He was diagnosed with Lymphocytic Choriomeningitis (LCM). He had an infection in his brain fluid and his spine.
"It puts pressure on your brain," Darrell says. "Some of the side effects and symptoms of that are brain damage or stroke."
Darrell is the first known case of LCM virus in Australia. But his doctor told him it's not difficult to catch.
"He said look, it would have been as easy as just not washing your hands after dealing with a trap or feeding a bale of hay out with some urine on the string."
It took Darrell six weeks to get his energy back and start eating normally again. Thankfully, he hasn't noticed any major side-effects from the infection. His advice to other farmers is to not put off seeing your doctor if you're feeling sick.
NSW Farmers Association's survey also looked into the mental health impact of the mouse plague. It found 97% feel the influx of mice is affecting their stress levels making farm business decisions, with 91% having direct stress around the financial impacts.
Farmer Andrew Bouffler from Lockhart in the Riverina region of NSW, says the mouse plague can feel inescapable at times because it follows you into your home.
"When you're dealing with a drought, I have a good ability to walk away from my problems at the end of the day, shut the door and grab a beer. But mice don't play by the same set of rules."
Andrew's biggest confrontation with the plague was when mice got into a gravel truck he'd filled with grain. It was locked in a shed for a couple of days but when the truck was started about 10,000 mice fled the crime scene.
"It was a constant flow of mice just piling out the back of this truck. The floor of the shed was literally alive with mice."
Andrew says ruminating on poor decisions is a sure way to poor mental health.
"If you make what you think is the right decision, but it ends up having a poor outcome, you can't beat yourself up over that you just have to deal with and move on."
So when will the horror end? Steve Henry says mice often follow a boom and bust trend where their population becomes unsustainable and crashes out.
"We're getting animals becoming stressed, they're running out of food, they turn on each other and start to eat the sick and weak ones. But then they also are eating babies."
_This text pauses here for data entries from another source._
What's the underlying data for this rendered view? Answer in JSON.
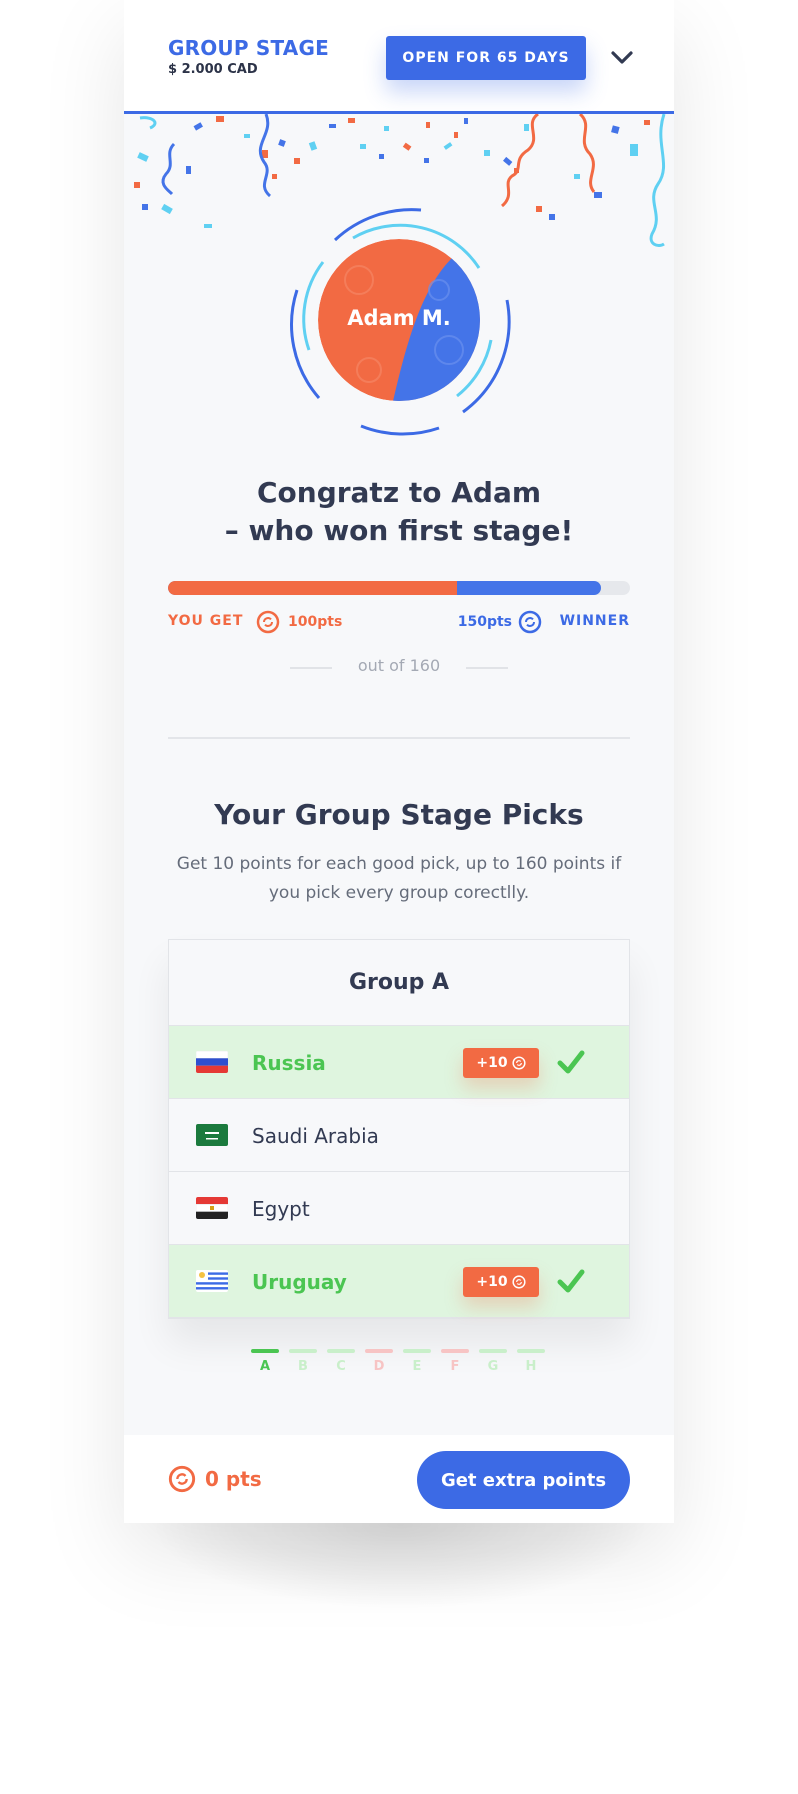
{
  "colors": {
    "brand_blue": "#3c6ae5",
    "accent_orange": "#f26a43",
    "success_green": "#4bc552",
    "text_dark": "#323a52"
  },
  "header": {
    "title": "GROUP STAGE",
    "prize": "$ 2.000 CAD",
    "status_button": "OPEN FOR 65 DAYS",
    "menu_icon": "chevron-down-icon"
  },
  "winner": {
    "avatar_name": "Adam M.",
    "congrats_line1": "Congratz to Adam",
    "congrats_line2": "– who won first stage!"
  },
  "progress": {
    "you_label": "YOU GET",
    "you_points": "100pts",
    "you_value": 100,
    "winner_points": "150pts",
    "winner_value": 150,
    "winner_label": "WINNER",
    "max_value": 160,
    "out_of": "out of 160",
    "coin_icon": "coin-icon"
  },
  "picks": {
    "title": "Your Group Stage Picks",
    "description": "Get 10 points for each good pick, up to 160 points if you pick every group corectlly."
  },
  "group": {
    "title": "Group A",
    "teams": [
      {
        "name": "Russia",
        "flag": "russia-flag-icon",
        "correct": true,
        "badge": "+10"
      },
      {
        "name": "Saudi Arabia",
        "flag": "saudi-arabia-flag-icon",
        "correct": false,
        "badge": ""
      },
      {
        "name": "Egypt",
        "flag": "egypt-flag-icon",
        "correct": false,
        "badge": ""
      },
      {
        "name": "Uruguay",
        "flag": "uruguay-flag-icon",
        "correct": true,
        "badge": "+10"
      }
    ]
  },
  "pagination": {
    "active": "A",
    "groups": [
      {
        "letter": "A",
        "state": "active"
      },
      {
        "letter": "B",
        "state": "good"
      },
      {
        "letter": "C",
        "state": "good"
      },
      {
        "letter": "D",
        "state": "bad"
      },
      {
        "letter": "E",
        "state": "good"
      },
      {
        "letter": "F",
        "state": "bad"
      },
      {
        "letter": "G",
        "state": "good"
      },
      {
        "letter": "H",
        "state": "good"
      }
    ]
  },
  "footer": {
    "points": "0 pts",
    "button": "Get extra points"
  }
}
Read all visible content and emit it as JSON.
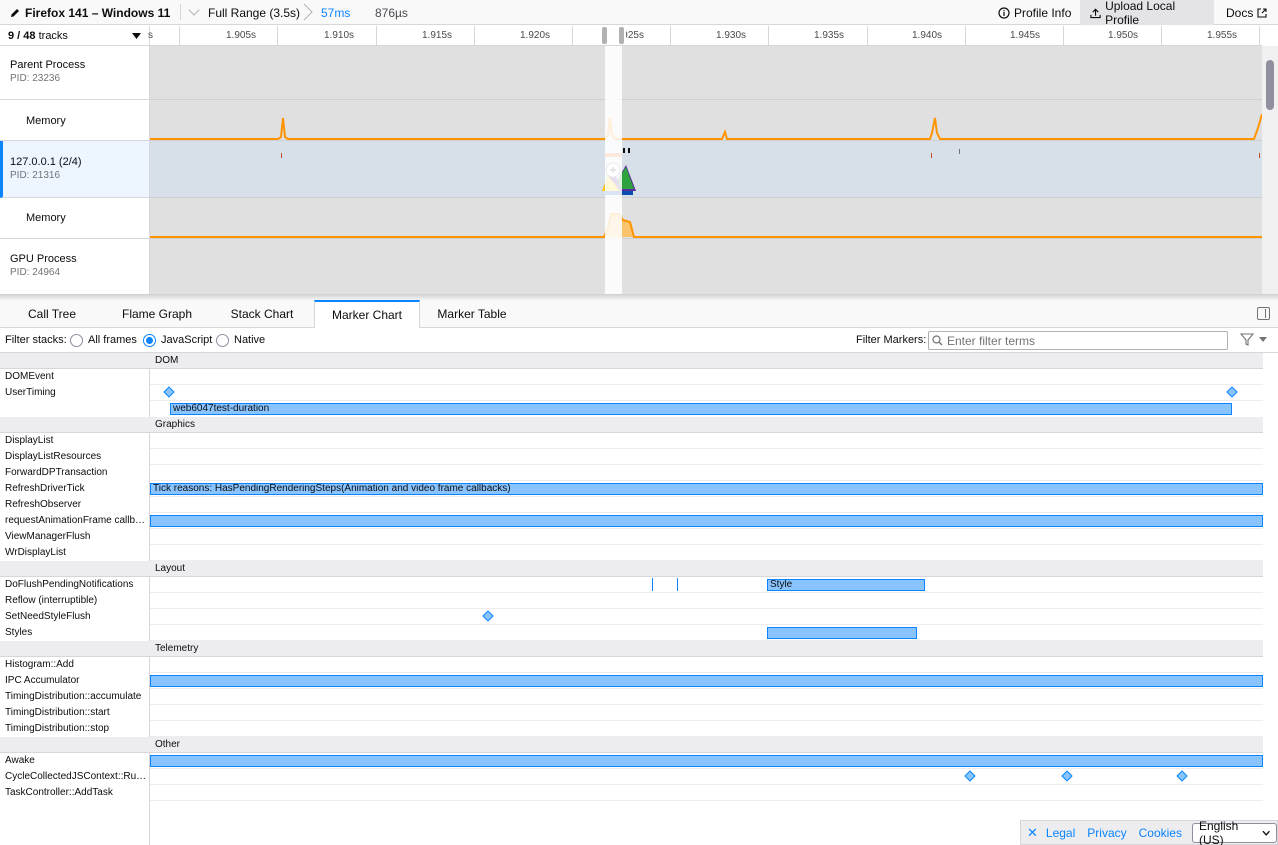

Steve says these plagues can have a one or two year cycle. A harsh winter can finish them off but if they survive until spring it could mean another year of mice.
"So what we're saying is that they need to be monitoring early and and even when they think there aren't too many in the population, maybe that's the time they should be getting ready to bait," says Steve.
Andrew Bouffler says the mouse plague is just part of the ups and downs of agriculture.
"It's the most wonderful lifestyle, it's a great place to bring up your kids," he says. "Agriculture has been great to me. So the mice plague is just another little hiccup along the way."
"We're still in a lucky country," says Norman Moeris. "We're far better off than a lot of other countries."